Because of the presence in the US market of the Oncotype DX breast cancer assay and the MammaPrint assay, the Evaluation of Genomic Applications in Practice and Prevention (EGAPP) Working Group (EWG) assessed the value of both tests. The EWG found insufficient evidence to make a recommendation for or against the use of tumor gene expression profiles to improve outcomes in defined populations of women with breast cancer. For Oncotype DX, they found preliminary evidence of a potential benefit of testing results in some women with regard to decisions about treatment options (reduced adverse events in low-risk women who avoided chemotherapy), but they could not rule out the potential for harm in others (breast cancer recurrence that might have been prevented). The EWG encouraged further development and evaluation of these technologies.

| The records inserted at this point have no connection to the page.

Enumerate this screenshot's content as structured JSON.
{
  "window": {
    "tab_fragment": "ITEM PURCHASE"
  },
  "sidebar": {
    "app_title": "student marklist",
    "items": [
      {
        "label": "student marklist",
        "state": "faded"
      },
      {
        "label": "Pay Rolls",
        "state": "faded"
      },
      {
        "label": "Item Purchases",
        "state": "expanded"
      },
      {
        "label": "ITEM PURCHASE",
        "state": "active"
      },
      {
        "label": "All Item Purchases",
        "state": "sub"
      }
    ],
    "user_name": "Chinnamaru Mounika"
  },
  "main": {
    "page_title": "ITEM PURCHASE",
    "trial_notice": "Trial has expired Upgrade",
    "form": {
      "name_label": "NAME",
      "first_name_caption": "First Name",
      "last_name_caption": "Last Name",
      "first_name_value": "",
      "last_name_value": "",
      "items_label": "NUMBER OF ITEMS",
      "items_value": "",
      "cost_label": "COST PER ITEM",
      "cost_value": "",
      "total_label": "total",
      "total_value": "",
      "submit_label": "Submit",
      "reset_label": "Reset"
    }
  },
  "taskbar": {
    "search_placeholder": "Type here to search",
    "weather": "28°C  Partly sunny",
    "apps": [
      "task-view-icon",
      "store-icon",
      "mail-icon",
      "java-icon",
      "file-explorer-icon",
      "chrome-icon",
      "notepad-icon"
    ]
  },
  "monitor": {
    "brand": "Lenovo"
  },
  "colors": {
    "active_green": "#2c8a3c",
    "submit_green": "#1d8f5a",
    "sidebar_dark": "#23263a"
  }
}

It is clear that the molecular profiling tests have a great potential to improve clinical decision making, since they address the complexity of breast cancer. We highly favor the combinatorial use of these assays with the existing traditional clinicopathologic parameters, as shown in the algorithm in the Figure. Indeed, a recent study by Tang et al used a similar combinatorial approach in which the Oncotype DX RS was integrated with clinicopathological parameters to develop a tool—the RS-Pathology-Clinical (RSPC) assessment. This model, although in need of validation, might have the greatest predictive and/or prognostic utility in cases classified as “intermediate risk” by Oncotype DX. Studies such as these highlight the difficulties in prognostication in patients with breast cancer and the need to use anatomical, histological, and biological approaches to assist with clinical decision making. It is indisputable that multigene classifiers cannot replace, but rather strengthen, prognostication and prediction in combination with clinicopathological parameters. They do not have a role in cases in which the patient (or the clinician) has already made the decision to proceed with systemic adjuvant therapy. However, these tests do have a role to play in those patients who are undecided or for whom a definite decision cannot be made based on clinicopathological findings. No test should be ordered if its results are not going to influence clinical decisions.
Financial Disclosure: Dr. Badve is a speaker for Genomic Health. Dr. Gökmen-Polar has no significant financial interest or other relationship with the manufacturers of any products or providers of any service mentioned in this article.